We've received overwhelmingly positive feedback about Aero Peek and how it helps customers switch windows with increased confidence. Daniel wrote to tell us "I'm wondering why Peek was never implemented for the ALT + TAB window. The thumbnails look/behave the same way as the taskbar thumbnails when you hover the mouse over them. It seems logical that they would exhibit the peek behaviour, too". We decided to make this change since we heard many requests for it. One can still quickly flip between and cycle through running windows using the ALT+TAB keys, but when more window information is needed Aero Peek will appear. This is triggered by a time delay as you pause while keyboarding through running windows.
The next new feature we really like (and yeah, the second one they highlight) is the powered up Win+# dialog.
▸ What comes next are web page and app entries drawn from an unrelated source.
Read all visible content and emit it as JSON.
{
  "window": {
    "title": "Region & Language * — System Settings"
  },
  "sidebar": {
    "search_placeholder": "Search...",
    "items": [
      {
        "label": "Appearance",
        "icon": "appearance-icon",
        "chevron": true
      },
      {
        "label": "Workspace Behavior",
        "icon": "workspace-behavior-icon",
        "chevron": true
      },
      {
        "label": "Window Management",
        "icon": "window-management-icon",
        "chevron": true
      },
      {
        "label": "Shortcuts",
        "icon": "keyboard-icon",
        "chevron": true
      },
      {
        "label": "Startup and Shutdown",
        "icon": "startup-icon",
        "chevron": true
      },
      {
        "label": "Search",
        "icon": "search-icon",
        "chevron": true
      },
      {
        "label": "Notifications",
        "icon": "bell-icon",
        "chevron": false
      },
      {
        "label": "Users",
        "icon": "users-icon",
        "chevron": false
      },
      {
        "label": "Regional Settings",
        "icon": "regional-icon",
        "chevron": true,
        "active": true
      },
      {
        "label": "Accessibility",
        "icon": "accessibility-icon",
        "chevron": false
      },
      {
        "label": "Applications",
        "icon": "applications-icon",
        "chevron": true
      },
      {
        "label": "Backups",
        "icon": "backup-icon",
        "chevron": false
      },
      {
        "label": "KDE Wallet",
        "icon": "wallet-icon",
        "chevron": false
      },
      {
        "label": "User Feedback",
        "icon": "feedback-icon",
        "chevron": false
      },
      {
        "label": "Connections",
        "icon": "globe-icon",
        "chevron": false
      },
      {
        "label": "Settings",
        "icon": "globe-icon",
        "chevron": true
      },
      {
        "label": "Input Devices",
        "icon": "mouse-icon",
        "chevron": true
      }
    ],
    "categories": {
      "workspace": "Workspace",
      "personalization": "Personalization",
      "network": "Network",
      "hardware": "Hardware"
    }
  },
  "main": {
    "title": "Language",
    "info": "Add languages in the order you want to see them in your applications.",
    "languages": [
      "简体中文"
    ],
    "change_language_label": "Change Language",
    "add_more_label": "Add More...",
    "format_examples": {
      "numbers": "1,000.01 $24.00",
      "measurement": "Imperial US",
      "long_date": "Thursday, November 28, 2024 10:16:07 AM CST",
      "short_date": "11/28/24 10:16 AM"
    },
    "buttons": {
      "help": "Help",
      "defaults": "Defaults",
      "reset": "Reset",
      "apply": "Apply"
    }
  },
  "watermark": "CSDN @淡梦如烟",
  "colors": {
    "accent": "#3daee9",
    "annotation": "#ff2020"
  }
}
Pressing Windows Logo + (where corresponds to an item's order in Quick Launch) in Vista would simply launch the item. As part of our unification of Quick Launch with the taskband in Windows 7, we now beef up the shortcut so it can both launch and switch. For example, if IE wasn't running in Fig 1 then Windows Logo + 2 will launch the program (as it did in Vista). If IE is running with a single window, the same shortcut will now switch to the program. The magic really begins when IE is running with several windows or tabs-holding down the Windows Logo and tapping the 2 key repeatedly will actually cycle through the open IE items off the taskbar (with Aero Peek, of course). Letting go simply switches to the corresponding window.
This seems very much like OS X's Cmd+` window switching within the current application. The problem with the Windows implementation is that figuring out the number of the application you want to switch to is sort of a time consuming process (as keyboard shortcuts go)—though, to be fair, if the same apps are always at the same number, it could actually be a quicker shortcut. We'll have to figure that out when we try it.
Head to the Engineering Windows 7 post for the full, detailed rundown of all the changes you can expect. Got a favourite? Let's hear about it in the comments.